No matter how noble that man may be, he will be swiftly surrounded by courtiers whose only objective is to flatter the president as a means of obtaining some lucrative favour from His Excellency.

In any event, the progress of a nation depends more on the creation of strong institutions – ideally independent or quasi-independent institutions – which can guarantee that the country will be governed by laws, rather than the arbitrary whims of men.

But that was never the case in Kenya: We learned very early after Independence the virtues of clientelism and that the path to obtaining any benefits from the state lay in “leading a delegation to pledge loyalty to the president” and thereafter more or less kneeling before the imperial president to beg for this favour or that.

Thus we find that there are Kenyan intellectuals who cannot be persuaded to spare a generous word for either Jomo Kenyatta or his successor, our retired President Daniel Moi. They write of both men as betrayers of the expectations of ordinary Kenyans: Traitors who when in power, were obsessed with “primitive accumulation” and were profoundly indifferent to the widespread destitution within our borders.

I think a case can be made that both men were – in fact – victims of a highly toxic political system which gave them powers that would have corrupted just about any man. Powers that any politician who had once tasted them would thereafter ruthlessly fight to retain.

And this is the imperial presidential system that Uhuru and Raila are now out to detoxify.

Moi, for example, when he ascended to the presidency as Jomo Kenyatta’s long-serving Vice- President, was famous for his modesty and restraint.

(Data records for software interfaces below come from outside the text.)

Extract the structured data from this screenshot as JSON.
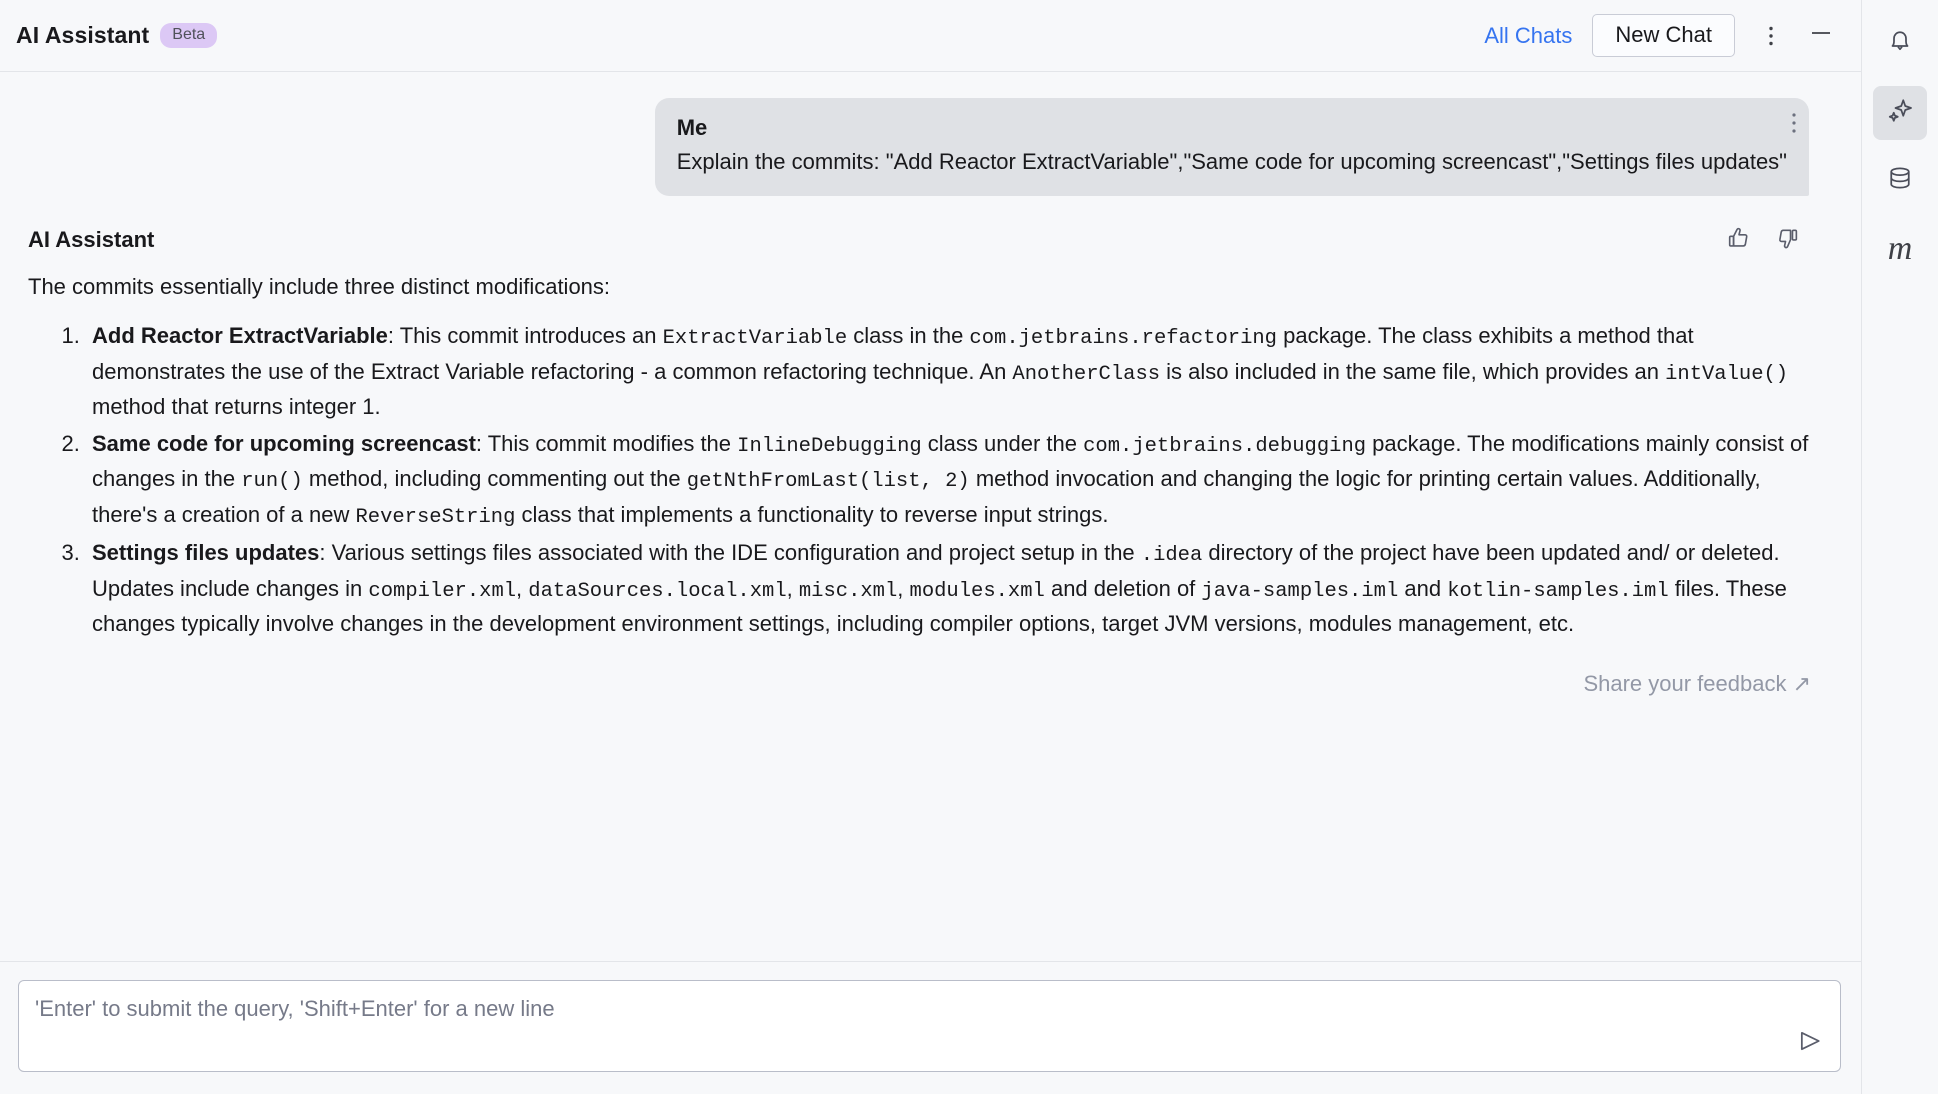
{
  "header": {
    "title": "AI Assistant",
    "badge": "Beta",
    "all_chats_label": "All Chats",
    "new_chat_label": "New Chat",
    "more_icon": "vertical-dots-icon",
    "minimize_icon": "minimize-icon"
  },
  "conversation": {
    "user_message": {
      "author": "Me",
      "text": "Explain the commits: \"Add Reactor ExtractVariable\",\"Same code for upcoming screencast\",\"Settings files updates\""
    },
    "assistant_message": {
      "author": "AI Assistant",
      "intro": "The commits essentially include three distinct modifications:",
      "items": [
        {
          "title": "Add Reactor ExtractVariable",
          "parts": [
            {
              "t": "text",
              "v": ": This commit introduces an "
            },
            {
              "t": "code",
              "v": "ExtractVariable"
            },
            {
              "t": "text",
              "v": " class in the "
            },
            {
              "t": "code",
              "v": "com.jetbrains.refactoring"
            },
            {
              "t": "text",
              "v": " package. The class exhibits a method that demonstrates the use of the Extract Variable refactoring - a common refactoring technique. An "
            },
            {
              "t": "code",
              "v": "AnotherClass"
            },
            {
              "t": "text",
              "v": " is also included in the same file, which provides an "
            },
            {
              "t": "code",
              "v": "intValue()"
            },
            {
              "t": "text",
              "v": " method that returns integer 1."
            }
          ]
        },
        {
          "title": "Same code for upcoming screencast",
          "parts": [
            {
              "t": "text",
              "v": ": This commit modifies the "
            },
            {
              "t": "code",
              "v": "InlineDebugging"
            },
            {
              "t": "text",
              "v": " class under the "
            },
            {
              "t": "code",
              "v": "com.jetbrains.debugging"
            },
            {
              "t": "text",
              "v": " package. The modifications mainly consist of changes in the "
            },
            {
              "t": "code",
              "v": "run()"
            },
            {
              "t": "text",
              "v": " method, including commenting out the "
            },
            {
              "t": "code",
              "v": "getNthFromLast(list, 2)"
            },
            {
              "t": "text",
              "v": " method invocation and changing the logic for printing certain values. Additionally, there's a creation of a new "
            },
            {
              "t": "code",
              "v": "ReverseString"
            },
            {
              "t": "text",
              "v": " class that implements a functionality to reverse input strings."
            }
          ]
        },
        {
          "title": "Settings files updates",
          "parts": [
            {
              "t": "text",
              "v": ": Various settings files associated with the IDE configuration and project setup in the "
            },
            {
              "t": "code",
              "v": ".idea"
            },
            {
              "t": "text",
              "v": " directory of the project have been updated and/ or deleted. Updates include changes in "
            },
            {
              "t": "code",
              "v": "compiler.xml"
            },
            {
              "t": "text",
              "v": ", "
            },
            {
              "t": "code",
              "v": "dataSources.local.xml"
            },
            {
              "t": "text",
              "v": ", "
            },
            {
              "t": "code",
              "v": "misc.xml"
            },
            {
              "t": "text",
              "v": ", "
            },
            {
              "t": "code",
              "v": "modules.xml"
            },
            {
              "t": "text",
              "v": " and deletion of "
            },
            {
              "t": "code",
              "v": "java-samples.iml"
            },
            {
              "t": "text",
              "v": " and "
            },
            {
              "t": "code",
              "v": "kotlin-samples.iml"
            },
            {
              "t": "text",
              "v": " files. These changes typically involve changes in the development environment settings, including compiler options, target JVM versions, modules management, etc."
            }
          ]
        }
      ],
      "thumbs_up_icon": "thumbs-up-icon",
      "thumbs_down_icon": "thumbs-down-icon",
      "message_more_icon": "vertical-dots-icon"
    },
    "share_feedback_label": "Share your feedback ↗"
  },
  "composer": {
    "placeholder": "'Enter' to submit the query, 'Shift+Enter' for a new line",
    "value": "",
    "send_icon": "send-icon"
  },
  "rail": {
    "items": [
      {
        "name": "notifications-bell-icon",
        "label": "",
        "active": false
      },
      {
        "name": "ai-sparkle-icon",
        "label": "",
        "active": true
      },
      {
        "name": "database-icon",
        "label": "",
        "active": false
      },
      {
        "name": "meetings-m-icon",
        "label": "m",
        "active": false
      }
    ]
  },
  "colors": {
    "accent_link": "#3574f0",
    "badge_bg": "#dcc8f5",
    "user_bubble_bg": "#dfe1e5",
    "page_bg": "#f7f8fa",
    "composer_border": "#b9bdc9"
  }
}
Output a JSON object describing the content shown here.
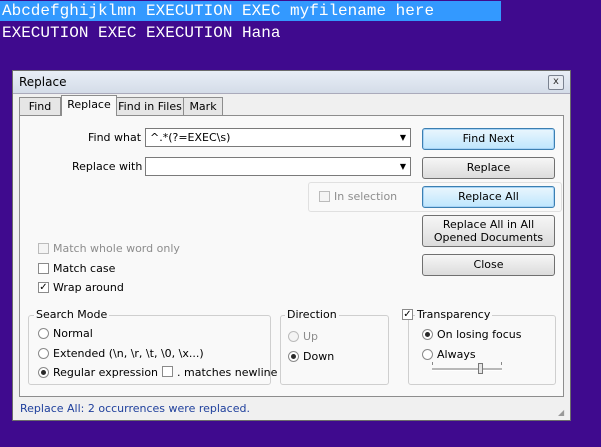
{
  "editor": {
    "line1": "Abcdefghijklmn EXECUTION EXEC myfilename here",
    "line2": "EXECUTION EXEC EXECUTION Hana"
  },
  "dialog": {
    "title": "Replace",
    "close_glyph": "x",
    "tabs": [
      {
        "label": "Find"
      },
      {
        "label": "Replace"
      },
      {
        "label": "Find in Files"
      },
      {
        "label": "Mark"
      }
    ],
    "find_what_label": "Find what :",
    "find_what_value": "^.*(?=EXEC\\s)",
    "replace_with_label": "Replace with :",
    "replace_with_value": "",
    "in_selection_label": "In selection",
    "buttons": {
      "find_next": "Find Next",
      "replace": "Replace",
      "replace_all": "Replace All",
      "replace_all_opened": "Replace All in All Opened Documents",
      "close": "Close"
    },
    "options": {
      "match_whole_word": "Match whole word only",
      "match_case": "Match case",
      "wrap_around": "Wrap around"
    },
    "search_mode": {
      "title": "Search Mode",
      "normal": "Normal",
      "extended": "Extended (\\n, \\r, \\t, \\0, \\x...)",
      "regex": "Regular expression",
      "matches_newline": ". matches newline"
    },
    "direction": {
      "title": "Direction",
      "up": "Up",
      "down": "Down"
    },
    "transparency": {
      "title": "Transparency",
      "on_losing_focus": "On losing focus",
      "always": "Always",
      "level": 0.7
    },
    "status": "Replace All: 2 occurrences were replaced."
  },
  "colors": {
    "editor_bg": "#3f0a8e",
    "selection_bg": "#3399ff",
    "status_text": "#1e3f9c"
  }
}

He left the presidency 24 years later widely reviled as the living definition of the “African Big Man Syndrome”; generally believed to be the richest man in all of East Africa; and with corruption scandals, assassinations and political detentions marking his final decade.